TASK ITEM:
Repeat the following entries verbatim, apart from the pictures.

SOURCE DATA:
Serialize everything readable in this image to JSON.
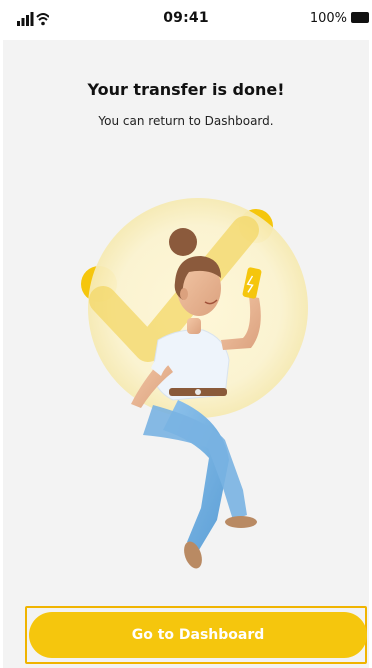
{
  "status_bar": {
    "time": "09:41",
    "battery_percent": "100%",
    "icons": [
      "signal-icon",
      "wifi-icon",
      "battery-icon"
    ]
  },
  "main": {
    "title": "Your transfer is done!",
    "subtitle": "You can return to Dashboard.",
    "illustration": "woman-with-phone-success-illustration"
  },
  "footer": {
    "primary_button_label": "Go to Dashboard"
  },
  "colors": {
    "accent": "#f5c60d",
    "background": "#f3f3f3"
  }
}
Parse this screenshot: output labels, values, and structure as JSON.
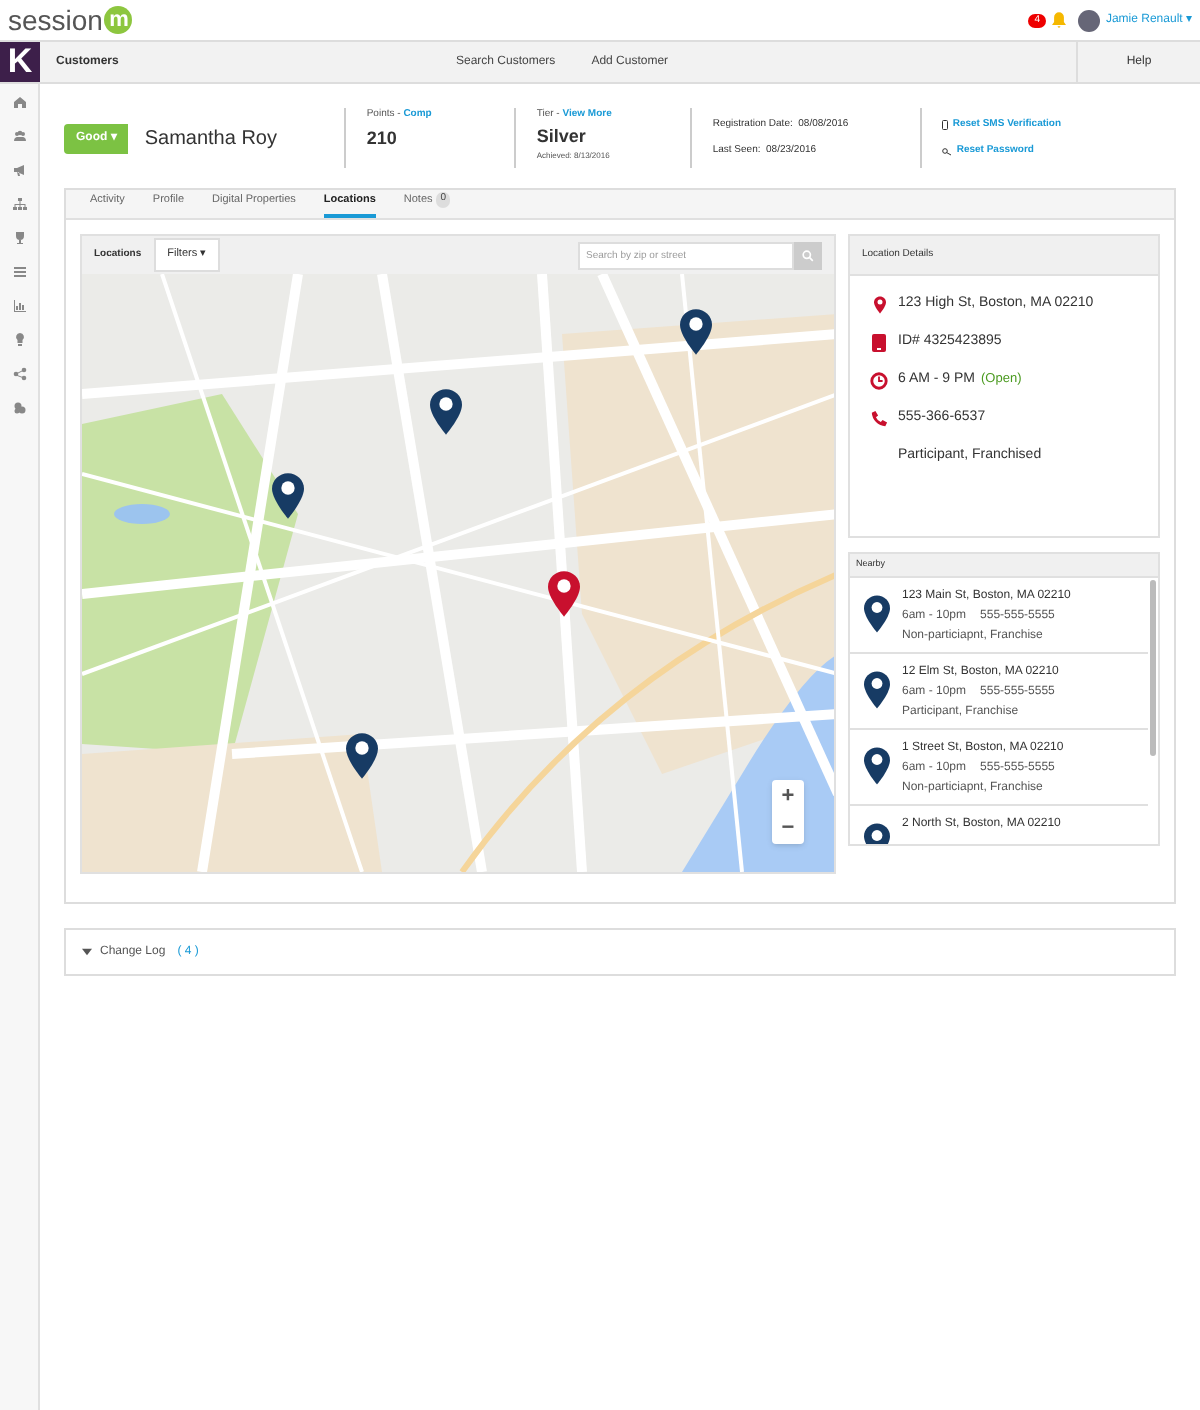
{
  "topbar": {
    "logo": "session",
    "logo_mark": "m",
    "notification_count": "4",
    "user": "Jamie Renault ▾"
  },
  "navbar": {
    "logo": "K",
    "title": "Customers",
    "links": [
      "Search Customers",
      "Add Customer"
    ],
    "help": "Help"
  },
  "customer": {
    "status": "Good ▾",
    "name": "Samantha Roy",
    "points_label": "Points - ",
    "points_link": "Comp",
    "points": "210",
    "tier_label": "Tier - ",
    "tier_link": "View More",
    "tier": "Silver",
    "achieved": "Achieved: 8/13/2016",
    "registration": "Registration Date:  08/08/2016",
    "last_seen": "Last Seen:  08/23/2016",
    "actions": [
      {
        "kind": "phone",
        "label": "Reset SMS Verification"
      },
      {
        "kind": "key",
        "label": "Reset Password"
      }
    ]
  },
  "tabs": [
    {
      "label": "Activity",
      "selected": false
    },
    {
      "label": "Profile",
      "selected": false
    },
    {
      "label": "Digital Properties",
      "selected": false
    },
    {
      "label": "Locations",
      "selected": true
    },
    {
      "label": "Notes",
      "selected": false,
      "count": "0"
    }
  ],
  "map_toolbar": {
    "title": "Locations",
    "filters": "Filters ▾",
    "search": {
      "placeholder": "Search by zip or street"
    }
  },
  "map": {
    "pins": [
      {
        "kind": "other"
      },
      {
        "kind": "other"
      },
      {
        "kind": "other"
      },
      {
        "kind": "selected"
      },
      {
        "kind": "other"
      }
    ],
    "zoom": [
      "+",
      "−"
    ]
  },
  "location_details": {
    "title": "Location Details",
    "items": [
      {
        "kind": "pin",
        "text": "123 High St, Boston, MA 02210"
      },
      {
        "kind": "id",
        "text": "ID# 4325423895"
      },
      {
        "kind": "clock",
        "text": "6 AM - 9 PM",
        "status": "(Open)"
      },
      {
        "kind": "phone",
        "text": "555-366-6537"
      },
      {
        "kind": "none",
        "text": "Participant, Franchised"
      }
    ]
  },
  "nearby": {
    "title": "Nearby",
    "items": [
      {
        "address": "123 Main St, Boston, MA 02210",
        "hours": "6am - 10pm",
        "phone": "555-555-5555",
        "type": "Non-particiapnt, Franchise"
      },
      {
        "address": "12 Elm St, Boston, MA 02210",
        "hours": "6am - 10pm",
        "phone": "555-555-5555",
        "type": "Participant, Franchise"
      },
      {
        "address": "1 Street St, Boston, MA 02210",
        "hours": "6am - 10pm",
        "phone": "555-555-5555",
        "type": "Non-particiapnt, Franchise"
      },
      {
        "address": "2 North St, Boston, MA 02210"
      }
    ]
  },
  "change_log": {
    "label": "Change Log",
    "count": "( 4 )"
  }
}
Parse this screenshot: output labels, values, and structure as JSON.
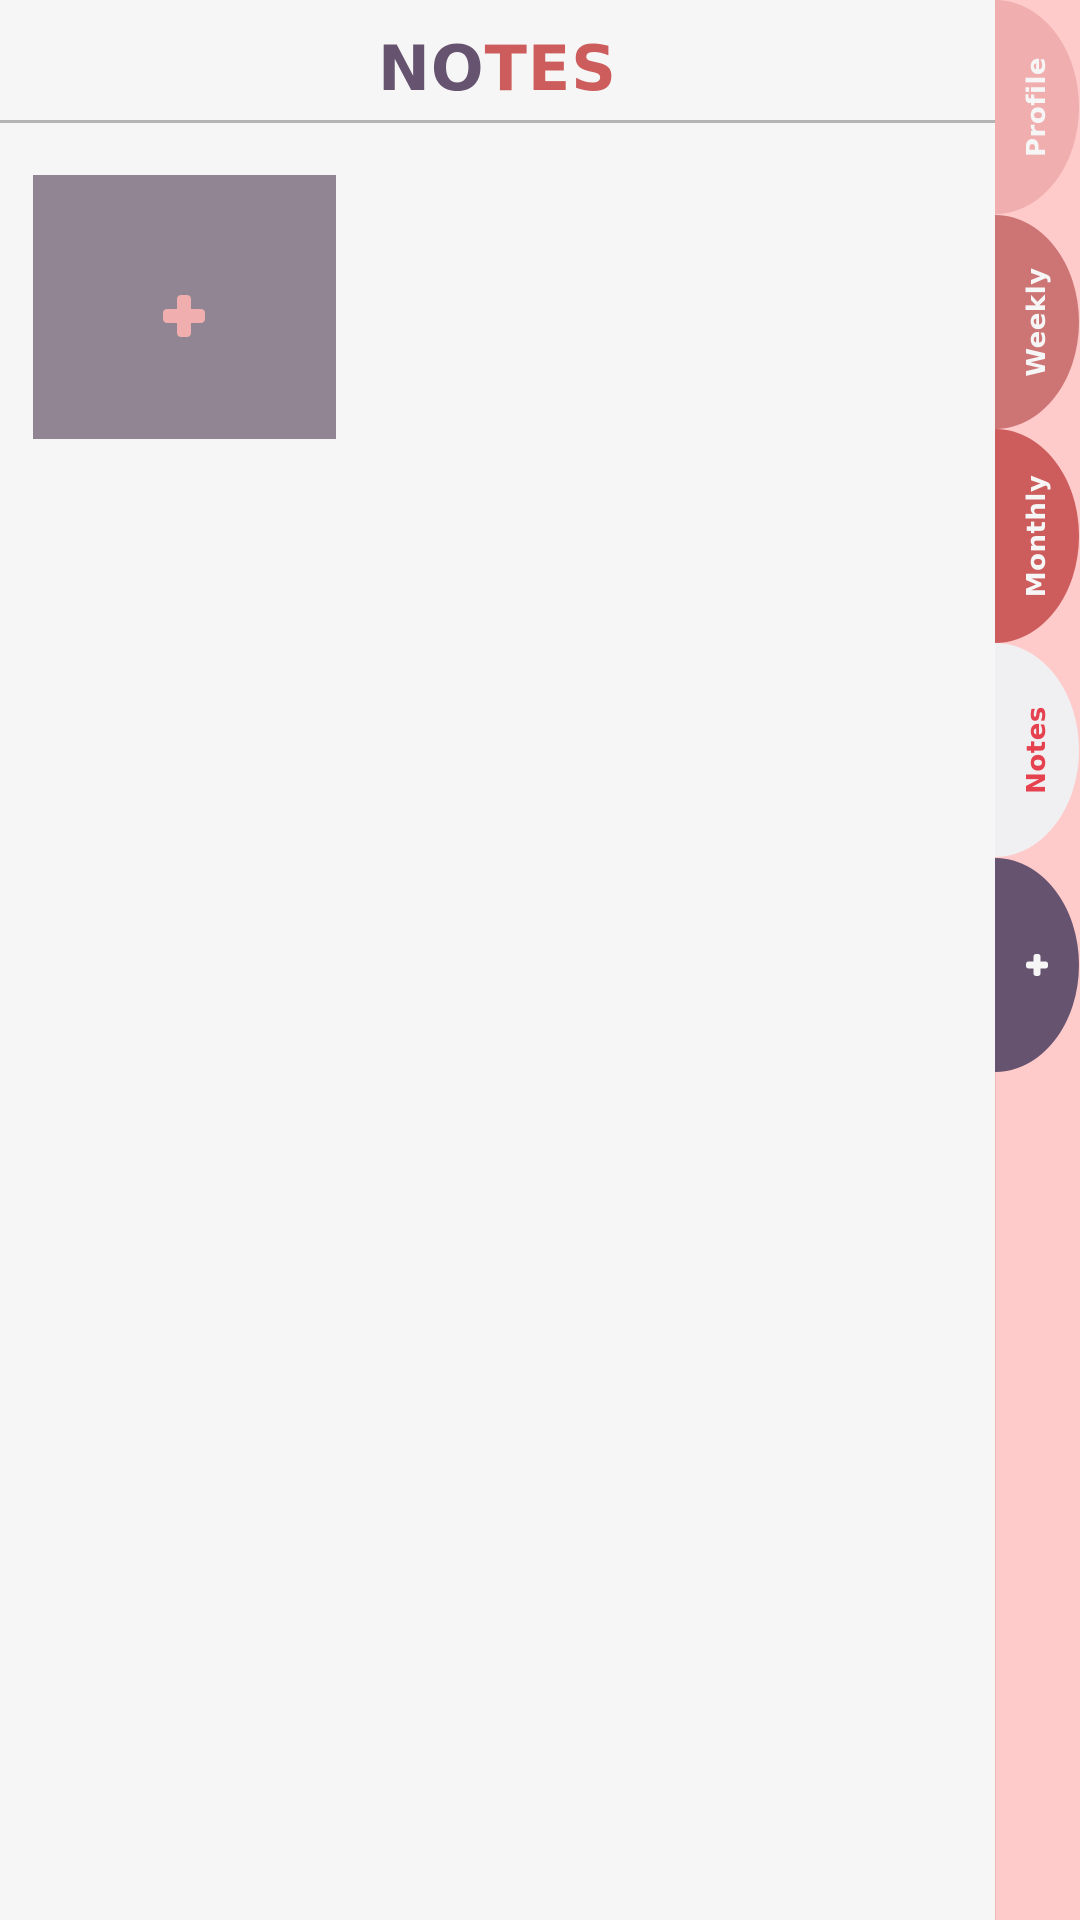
{
  "header": {
    "title_segments": [
      {
        "text": "NO",
        "color": "#66536f"
      },
      {
        "text": "TES",
        "color": "#cd5c5c"
      }
    ]
  },
  "notes_grid": {
    "add_card": {
      "icon": "plus-icon",
      "background": "#928593",
      "icon_color": "#f0aeae"
    }
  },
  "sidebar": {
    "background": "#ffcaca",
    "tabs": [
      {
        "id": "profile",
        "label": "Profile",
        "background": "#f0aeae",
        "text_color": "#f6f6f6",
        "active": false
      },
      {
        "id": "weekly",
        "label": "Weekly",
        "background": "#cd7575",
        "text_color": "#f6f6f6",
        "active": false
      },
      {
        "id": "monthly",
        "label": "Monthly",
        "background": "#cd5c5c",
        "text_color": "#f6f6f6",
        "active": false
      },
      {
        "id": "notes",
        "label": "Notes",
        "background": "#f0f0f2",
        "text_color": "#e5414f",
        "active": true
      },
      {
        "id": "add",
        "label": "",
        "icon": "plus-icon",
        "background": "#66536f",
        "icon_color": "#f6f6f6",
        "active": false
      }
    ]
  }
}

OUTPUT OF THE EXERCISE:
Serialize everything readable in this image to JSON.
{
  "status_bar": {
    "time": "09:41",
    "battery_percent": "100%",
    "icons": [
      "signal-icon",
      "wifi-icon",
      "battery-icon"
    ]
  },
  "main": {
    "title": "Your transfer is done!",
    "subtitle": "You can return to Dashboard.",
    "illustration": "woman-with-phone-success-illustration"
  },
  "footer": {
    "primary_button_label": "Go to Dashboard"
  },
  "colors": {
    "accent": "#f5c60d",
    "background": "#f3f3f3"
  }
}
Parse this screenshot: output labels, values, and structure as JSON.
{
  "topbar": {
    "logo": "session",
    "logo_mark": "m",
    "notification_count": "4",
    "user": "Jamie Renault ▾"
  },
  "navbar": {
    "logo": "K",
    "title": "Customers",
    "links": [
      "Search Customers",
      "Add Customer"
    ],
    "help": "Help"
  },
  "customer": {
    "status": "Good ▾",
    "name": "Samantha Roy",
    "points_label": "Points - ",
    "points_link": "Comp",
    "points": "210",
    "tier_label": "Tier - ",
    "tier_link": "View More",
    "tier": "Silver",
    "achieved": "Achieved: 8/13/2016",
    "registration": "Registration Date:  08/08/2016",
    "last_seen": "Last Seen:  08/23/2016",
    "actions": [
      {
        "kind": "phone",
        "label": "Reset SMS Verification"
      },
      {
        "kind": "key",
        "label": "Reset Password"
      }
    ]
  },
  "tabs": [
    {
      "label": "Activity",
      "selected": false
    },
    {
      "label": "Profile",
      "selected": false
    },
    {
      "label": "Digital Properties",
      "selected": false
    },
    {
      "label": "Locations",
      "selected": true
    },
    {
      "label": "Notes",
      "selected": false,
      "count": "0"
    }
  ],
  "map_toolbar": {
    "title": "Locations",
    "filters": "Filters ▾",
    "search": {
      "placeholder": "Search by zip or street"
    }
  },
  "map": {
    "pins": [
      {
        "kind": "other"
      },
      {
        "kind": "other"
      },
      {
        "kind": "other"
      },
      {
        "kind": "selected"
      },
      {
        "kind": "other"
      }
    ],
    "zoom": [
      "+",
      "−"
    ]
  },
  "location_details": {
    "title": "Location Details",
    "items": [
      {
        "kind": "pin",
        "text": "123 High St, Boston, MA 02210"
      },
      {
        "kind": "id",
        "text": "ID# 4325423895"
      },
      {
        "kind": "clock",
        "text": "6 AM - 9 PM",
        "status": "(Open)"
      },
      {
        "kind": "phone",
        "text": "555-366-6537"
      },
      {
        "kind": "none",
        "text": "Participant, Franchised"
      }
    ]
  },
  "nearby": {
    "title": "Nearby",
    "items": [
      {
        "address": "123 Main St, Boston, MA 02210",
        "hours": "6am - 10pm",
        "phone": "555-555-5555",
        "type": "Non-particiapnt, Franchise"
      },
      {
        "address": "12 Elm St, Boston, MA 02210",
        "hours": "6am - 10pm",
        "phone": "555-555-5555",
        "type": "Participant, Franchise"
      },
      {
        "address": "1 Street St, Boston, MA 02210",
        "hours": "6am - 10pm",
        "phone": "555-555-5555",
        "type": "Non-particiapnt, Franchise"
      },
      {
        "address": "2 North St, Boston, MA 02210"
      }
    ]
  },
  "change_log": {
    "label": "Change Log",
    "count": "( 4 )"
  }
}
Parse this screenshot: output labels, values, and structure as JSON.
{
  "header": {
    "title_segments": [
      {
        "text": "NO",
        "color": "#66536f"
      },
      {
        "text": "TES",
        "color": "#cd5c5c"
      }
    ]
  },
  "notes_grid": {
    "add_card": {
      "icon": "plus-icon",
      "background": "#928593",
      "icon_color": "#f0aeae"
    }
  },
  "sidebar": {
    "background": "#ffcaca",
    "tabs": [
      {
        "id": "profile",
        "label": "Profile",
        "background": "#f0aeae",
        "text_color": "#f6f6f6",
        "active": false
      },
      {
        "id": "weekly",
        "label": "Weekly",
        "background": "#cd7575",
        "text_color": "#f6f6f6",
        "active": false
      },
      {
        "id": "monthly",
        "label": "Monthly",
        "background": "#cd5c5c",
        "text_color": "#f6f6f6",
        "active": false
      },
      {
        "id": "notes",
        "label": "Notes",
        "background": "#f0f0f2",
        "text_color": "#e5414f",
        "active": true
      },
      {
        "id": "add",
        "label": "",
        "icon": "plus-icon",
        "background": "#66536f",
        "icon_color": "#f6f6f6",
        "active": false
      }
    ]
  }
}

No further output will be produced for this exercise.